Acceptance Testing as
|Collect tests from Reference Data, Programming Episodes and normal test development. Distribute tests to Programming Episodes and Developmental Builds. Preserve and protect as if it were code. Make flexibility.
|Drill down from build statistics to suites to cases to variables to inspectors and debuggers. Import, enter, and compute expected values. Visualize failure distributions (systematic vs. sporadic).
|Construct or retrieve objects suitable for performing a test. If a test case is an interrogation, then the fixture is the interrogator who calls up the interrogated and starts asking questions. Long term fixture maintenance is a development responsibility. Make sure the fixtures appear in a Development Episode's Investigation Context.
At the time of writing these patterns had been realized in a testing framework that ran along side WyCash in a single Smalltalk address space. I have since realized the same patterns at least four more times using Wiki, Word or Excel for the repository, HTML for the browser and Java or Python for the fixtures.
I would now describe the act of acceptance test development as one of joint authorship where the customer and developer collaborate in the writing of satisfied tests. An immediate problem is then choosing an environment where both customer and developer can work productivity. Development is responsible for fixturing (software) while the customer is (ultimately) responsible for test data expressed in terms of these fixtures. HTML is an environment where these interests can meet as shown by Murphy and myself.
My current practice is to maintain the Test Suite Repository as a directory
of documents using a recent version Microsoft Word (with Excel) which can
read and write HTML. A second directory contains a library of Test Fixtures
expressed using the module facilities of the programming language. A Test
Suite Annotator reads both directories, combines suites with their corresponding
fixture, and reports successes and failures as an annotated copies of the
original HTML documents. A cleverly constructed annotator can operate on
all suites in batch or on any individual suite interactively. Batch results
are often collected for daily builds providing a long term browseable history
 EPISODES: A Pattern Language of Competitive Development Part I, Ward Cunningham, PLoP'95. http://c2.com/ppr/episodes.html
 The WyCash Portfolio Management System. Experience Report. Ward Cunningham. OOPSLA'92. http://c2.com/doc/oopsla92.html
 Position Paper. OOPSLA '99 Extreme Programming Workshop. Emmet Murphy,
ThoughtWorks, LLC http://c2.com/w4/rpxp/files/pos-etm.html
Ward Cunningham is a founder of Cunningham & Cunningham, Inc. He

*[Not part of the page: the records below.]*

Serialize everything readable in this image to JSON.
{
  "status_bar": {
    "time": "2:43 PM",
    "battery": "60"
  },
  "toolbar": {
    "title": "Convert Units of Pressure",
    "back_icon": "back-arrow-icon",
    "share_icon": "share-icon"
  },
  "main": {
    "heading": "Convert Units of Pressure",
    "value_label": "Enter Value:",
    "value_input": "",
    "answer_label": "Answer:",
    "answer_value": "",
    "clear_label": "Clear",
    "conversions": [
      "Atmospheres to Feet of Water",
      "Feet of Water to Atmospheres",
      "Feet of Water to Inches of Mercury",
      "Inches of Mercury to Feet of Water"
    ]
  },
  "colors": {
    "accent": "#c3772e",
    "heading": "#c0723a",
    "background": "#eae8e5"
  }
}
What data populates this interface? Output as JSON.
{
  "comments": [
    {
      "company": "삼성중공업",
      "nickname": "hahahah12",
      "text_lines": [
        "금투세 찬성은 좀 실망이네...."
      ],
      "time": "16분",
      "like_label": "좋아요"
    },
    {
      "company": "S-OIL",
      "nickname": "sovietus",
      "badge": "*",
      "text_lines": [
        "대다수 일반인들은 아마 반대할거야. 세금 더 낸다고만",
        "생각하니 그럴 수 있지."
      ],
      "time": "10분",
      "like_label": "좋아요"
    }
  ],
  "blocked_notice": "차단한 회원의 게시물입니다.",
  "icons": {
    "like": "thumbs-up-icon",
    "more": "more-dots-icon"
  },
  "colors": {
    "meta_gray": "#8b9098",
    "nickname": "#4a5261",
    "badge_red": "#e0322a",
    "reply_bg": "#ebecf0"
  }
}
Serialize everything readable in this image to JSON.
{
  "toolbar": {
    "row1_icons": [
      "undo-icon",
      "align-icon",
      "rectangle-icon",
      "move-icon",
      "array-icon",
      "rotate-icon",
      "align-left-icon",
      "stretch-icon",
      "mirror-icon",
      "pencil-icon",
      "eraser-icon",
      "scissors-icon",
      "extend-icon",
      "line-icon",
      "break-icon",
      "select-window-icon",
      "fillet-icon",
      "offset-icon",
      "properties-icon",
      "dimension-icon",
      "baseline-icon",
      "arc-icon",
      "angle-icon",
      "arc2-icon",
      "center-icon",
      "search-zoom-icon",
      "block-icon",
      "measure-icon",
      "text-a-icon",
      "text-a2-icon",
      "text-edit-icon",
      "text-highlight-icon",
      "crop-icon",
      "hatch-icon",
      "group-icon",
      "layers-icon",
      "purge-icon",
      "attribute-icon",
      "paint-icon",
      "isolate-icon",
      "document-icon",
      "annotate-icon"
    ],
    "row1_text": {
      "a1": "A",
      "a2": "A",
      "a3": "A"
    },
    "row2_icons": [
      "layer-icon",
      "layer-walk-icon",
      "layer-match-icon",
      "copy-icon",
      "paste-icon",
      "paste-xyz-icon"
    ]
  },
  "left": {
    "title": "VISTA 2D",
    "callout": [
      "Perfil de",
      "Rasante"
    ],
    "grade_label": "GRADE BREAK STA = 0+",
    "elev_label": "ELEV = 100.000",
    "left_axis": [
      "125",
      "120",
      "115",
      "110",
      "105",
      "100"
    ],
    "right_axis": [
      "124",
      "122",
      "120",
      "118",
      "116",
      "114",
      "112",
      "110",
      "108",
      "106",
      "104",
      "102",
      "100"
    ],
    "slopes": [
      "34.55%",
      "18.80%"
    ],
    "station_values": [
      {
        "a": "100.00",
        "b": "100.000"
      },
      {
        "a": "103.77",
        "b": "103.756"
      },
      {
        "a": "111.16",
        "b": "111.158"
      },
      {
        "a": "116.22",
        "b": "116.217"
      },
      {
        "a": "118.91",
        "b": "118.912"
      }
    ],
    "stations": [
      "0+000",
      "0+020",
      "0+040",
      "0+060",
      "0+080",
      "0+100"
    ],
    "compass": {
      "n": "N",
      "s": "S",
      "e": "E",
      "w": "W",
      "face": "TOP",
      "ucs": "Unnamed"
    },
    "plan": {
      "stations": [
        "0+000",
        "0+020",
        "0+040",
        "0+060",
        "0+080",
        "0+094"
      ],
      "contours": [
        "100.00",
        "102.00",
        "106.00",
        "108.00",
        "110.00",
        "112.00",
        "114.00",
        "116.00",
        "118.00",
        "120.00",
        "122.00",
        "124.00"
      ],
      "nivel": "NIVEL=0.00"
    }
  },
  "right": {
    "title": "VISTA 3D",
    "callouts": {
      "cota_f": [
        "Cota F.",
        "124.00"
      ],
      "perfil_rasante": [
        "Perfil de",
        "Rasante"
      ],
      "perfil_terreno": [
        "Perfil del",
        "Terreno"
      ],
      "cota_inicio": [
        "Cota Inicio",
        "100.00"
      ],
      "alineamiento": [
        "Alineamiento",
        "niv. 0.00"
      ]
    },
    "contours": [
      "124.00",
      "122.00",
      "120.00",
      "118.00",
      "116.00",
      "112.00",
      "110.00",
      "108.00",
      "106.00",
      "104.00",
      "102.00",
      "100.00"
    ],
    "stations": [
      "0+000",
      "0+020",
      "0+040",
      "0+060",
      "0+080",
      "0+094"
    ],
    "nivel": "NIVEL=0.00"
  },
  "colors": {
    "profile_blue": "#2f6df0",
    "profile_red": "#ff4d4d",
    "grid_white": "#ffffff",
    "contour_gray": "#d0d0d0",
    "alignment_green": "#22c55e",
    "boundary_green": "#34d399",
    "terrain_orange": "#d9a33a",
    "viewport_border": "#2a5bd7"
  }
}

has also served as Director of R&D at Wyatt Software and as Principle
Engineer in the Tektronix Computer Research Laboratory before that. Ward
is well known for his contributions to the developing practice of object-oriented
programming, the variation called Extreme Programming, and the communities
hosted by his WikiWikiWeb. He is active with the Hillside Group and has
served as program chair of the Pattern Languages of Programs conference
which it sponsors. Ward created the CRC design method which helps teams
find core objects for their programs. Ward has written for PLoP, JOOP and
OOPSLA on Patterns, Objects, CRC and related topics.